TITLE 23
Health and Safety

CHAPTER 23-4
Office of State Medical Examiners

SECTION 23-4-4.1


§ 23-4-4.1 Procedure for performance of autopsies against a family's religious beliefs.

(a) Notwithstanding any other provision of law, in the absence of a compelling public necessity, no dissection or autopsy shall be performed over the objection of a surviving relative or friend of the deceased that the procedure is contrary to the religious belief of the decedent.

(b) For the purposes of this section:

(1) "Compelling public necessity" means:

(i) That the dissection or autopsy is essential to the conduct of a criminal investigation of a suspected homicide, of which the decedent is the victim,

(ii) That discovery of the cause of death is necessary to meet an immediate and substantial threat to the public health and that a dissection or autopsy is essential to ascertain the cause and/or manner of death, or

(iii) That the dissection or autopsy is necessary to obtain proper toxicologic or other specimens which may represent evidence of a crime and will deteriorate over time, or the need for a dissection or autopsy is otherwise established in accordance with subsection (e) of this section.

(2) "Relative" means the person most closely related to the decedent by consanguinity or affinity. In the event that person is unavailable, the objection may be raised on his or her behalf by the next most closely related person. The official who has authority to order a dissection or autopsy of the decedent's body may require a relative to present an affidavit stating his or her relationship to the decedent, the religious affiliation of the decedent, if any, that the decedent had religious objection to an autopsy, the basis for that belief, and that he or she will assume responsibility for the lawful disposition of the body of the deceased.
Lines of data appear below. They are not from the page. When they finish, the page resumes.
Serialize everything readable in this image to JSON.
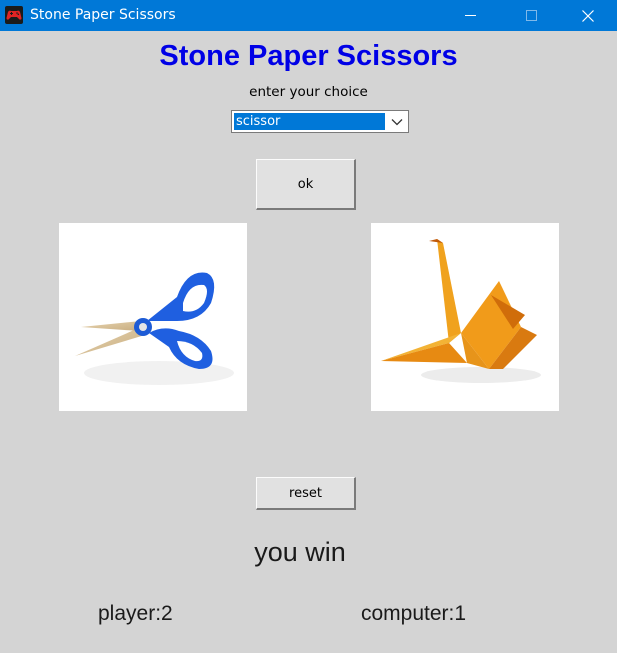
{
  "window": {
    "title": "Stone Paper Scissors",
    "titlebar_color": "#0078d7"
  },
  "app": {
    "heading": "Stone Paper Scissors",
    "heading_color": "#0000e6",
    "prompt": "enter your choice",
    "choice_selected": "scissor",
    "ok_label": "ok",
    "reset_label": "reset",
    "player_image": "scissors-image",
    "computer_image": "paper-crane-image",
    "result": "you win",
    "player_score": "player:2",
    "computer_score": "computer:1"
  }
}
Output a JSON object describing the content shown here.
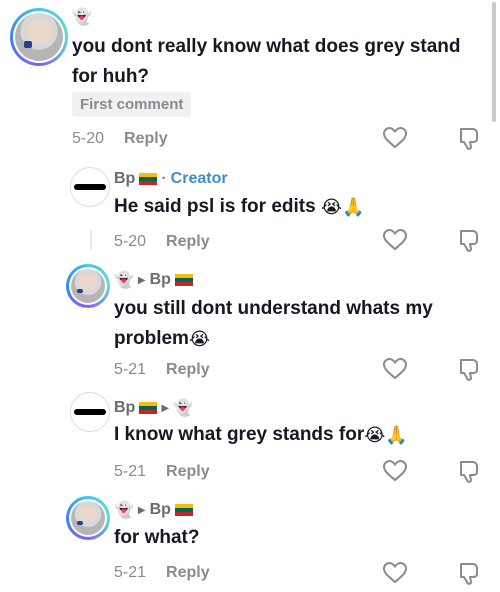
{
  "comments": [
    {
      "name": "",
      "text": "you dont really know what does grey stand for huh?",
      "date": "5-20",
      "reply": "Reply",
      "badge": "First comment"
    },
    {
      "name": "Bp",
      "tag": "Creator",
      "text": "He said psl is for edits",
      "emoji": "😭🙏",
      "date": "5-20",
      "reply": "Reply"
    },
    {
      "name": "Bp",
      "text": "you still dont understand whats my problem",
      "emoji": "😭",
      "date": "5-21",
      "reply": "Reply"
    },
    {
      "name": "Bp",
      "text": "I know what grey stands for",
      "emoji": "😭🙏",
      "date": "5-21",
      "reply": "Reply"
    },
    {
      "name": "Bp",
      "text": "for what?",
      "date": "5-21",
      "reply": "Reply"
    }
  ],
  "icons": {
    "like": "heart-outline-icon",
    "dislike": "thumbs-down-icon",
    "ghost": "ghost-emoji",
    "flag": "lithuania-flag"
  },
  "colors": {
    "creator": "#3d8fc7",
    "muted": "#8a8b91",
    "text": "#161823"
  }
}
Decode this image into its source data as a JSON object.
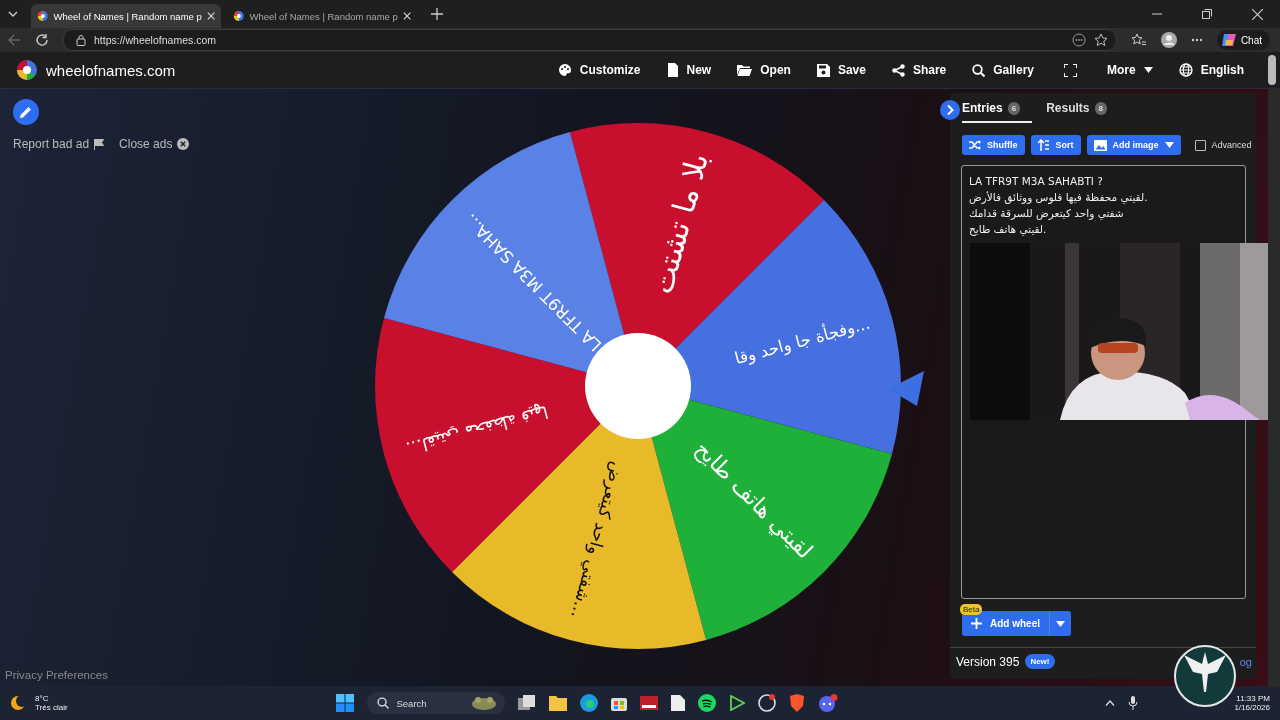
{
  "browser": {
    "tabs": [
      {
        "title": "Wheel of Names | Random name p",
        "selected": true
      },
      {
        "title": "Wheel of Names | Random name p",
        "selected": false
      }
    ],
    "url": "https://wheelofnames.com",
    "chat": "Chat"
  },
  "header": {
    "brand": "wheelofnames.com",
    "menu": [
      {
        "label": "Customize"
      },
      {
        "label": "New"
      },
      {
        "label": "Open"
      },
      {
        "label": "Save"
      },
      {
        "label": "Share"
      },
      {
        "label": "Gallery"
      }
    ],
    "more": "More",
    "language": "English"
  },
  "ads": {
    "report": "Report bad ad",
    "close": "Close ads"
  },
  "privacy": "Privacy Preferences",
  "wheel": {
    "slices": [
      {
        "label": "بلا ما تشتت",
        "color": "#c8102e"
      },
      {
        "label": "وفجأة جا واحد وقا...",
        "color": "#4670e0"
      },
      {
        "label": "لقيتي هاتف طايح",
        "color": "#1fb03a"
      },
      {
        "label": "شفتي واحد كيتعرض...",
        "color": "#e8b928"
      },
      {
        "label": "لقيتي محفظة فيها...",
        "color": "#c8102e"
      },
      {
        "label": "LA TFR9T M3A SAHA...",
        "color": "#5a82e6"
      }
    ]
  },
  "panel": {
    "tabs": [
      {
        "label": "Entries",
        "count": "6",
        "selected": true
      },
      {
        "label": "Results",
        "count": "8",
        "selected": false
      }
    ],
    "buttons": [
      {
        "label": "Shuffle"
      },
      {
        "label": "Sort"
      },
      {
        "label": "Add image"
      }
    ],
    "advanced": {
      "label": "Advanced",
      "checked": false
    },
    "entries": [
      "LA TFR9T M3A SAHABTI ?",
      "لقيتي محفظة فيها فلوس ووثائق فالأرض.",
      "شفتي واحد كيتعرض للسرقة قدامك",
      "لقيتي هاتف طايح."
    ],
    "add_wheel": {
      "label": "Add wheel",
      "badge": "Beta"
    },
    "version": "Version 395",
    "new_badge": "New!",
    "changelog": "og"
  },
  "taskbar": {
    "temperature": "8°C",
    "weather": "Très clair",
    "search": "Search",
    "time": "11:33 PM",
    "date": "1/16/2026"
  }
}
(3) "Friend" means any person who, prior to the decedent's death, maintained such regular contact with the decedent as to be familiar with his or her activities, health, and religious beliefs and who presents an affidavit stating the facts and circumstances upon which the claim that he or she is a friend is based, the religious affiliation of the decedent, if any, that the decedent had religious objections to an autopsy, the basis for that belief, and that he or she will assume responsibility for the lawful disposition of the body of the deceased.

(c) All dissections or autopsies performed pursuant to this section shall be the least intrusive procedure consistent with the compelling state interest as defined in this section.

(d) Whenever, in the opinion of a medical examiner, there is a compelling public necessity under subsection (b)(1)(i) or (b)(1)(ii) to perform an autopsy or dissection, and a member of the deceased's immediate family or, in the absence of a member of the deceased's immediate family, a friend objects that the autopsy or dissection is contrary to the religious beliefs of the deceased or there is an obvious reason to believe, based on written information or records provided the medical examiner, that the autopsy or dissection is contrary to the religious beliefs of the deceased, then no dissection or autopsy shall be performed until forty-eight (48) hours after notice of the dissection or autopsy is given by the medical examiner to the objecting party, or, if there is no objecting party, to any party that the court may name. During that forty-eight (48) hour period, the objecting party or the party named by the court may institute action in the superior court to determine the propriety of the dissection or autopsy, but the court may dispense with the waiting period upon ex parte motion if it determines that the delay may prejudice the accuracy of the autopsy or dissection.

(e) Whenever, in the opinion of a medical examiner, there is a compelling public necessity in circumstances not provided for in subsection (b)(1)(i) or (b)(1)(ii), but authorized by § 23-4-4, to perform an autopsy or dissection, and a member of the deceased's immediate family or, in the absence of a member of the deceased's immediate family, a friend objects that the autopsy or dissection is contrary to religious beliefs of the deceased or there is an obvious reason to believe, based on written information or records provided the medical examiner, that the autopsy or dissection is contrary to the religious beliefs of the deceased, then the medical examiner may institute an action in the superior court for an order authorizing the autopsy or dissection. The action shall be instituted by an order to show cause on notice to the next of kin or friend, or if none is known to the petitioner, then to any party that the court may direct, returnable at the earliest possible time. The proceeding shall have preference over all other cases in the court and shall be determined summarily upon the petition and the oral or written proof that may be offered by the parties. The court shall grant the relief sought in the petition if it finds that the petitioner has established a demonstrable need for the autopsy or dissection that, under all circumstances of the case, outweighs the state's interest in observing the decedent's religious beliefs. If the petition is denied, and no stay is granted by the court, the body shall immediately be released for burial to the surviving relative or friend.

History of Section.
(P.L. 1990, ch. 497, § 1.)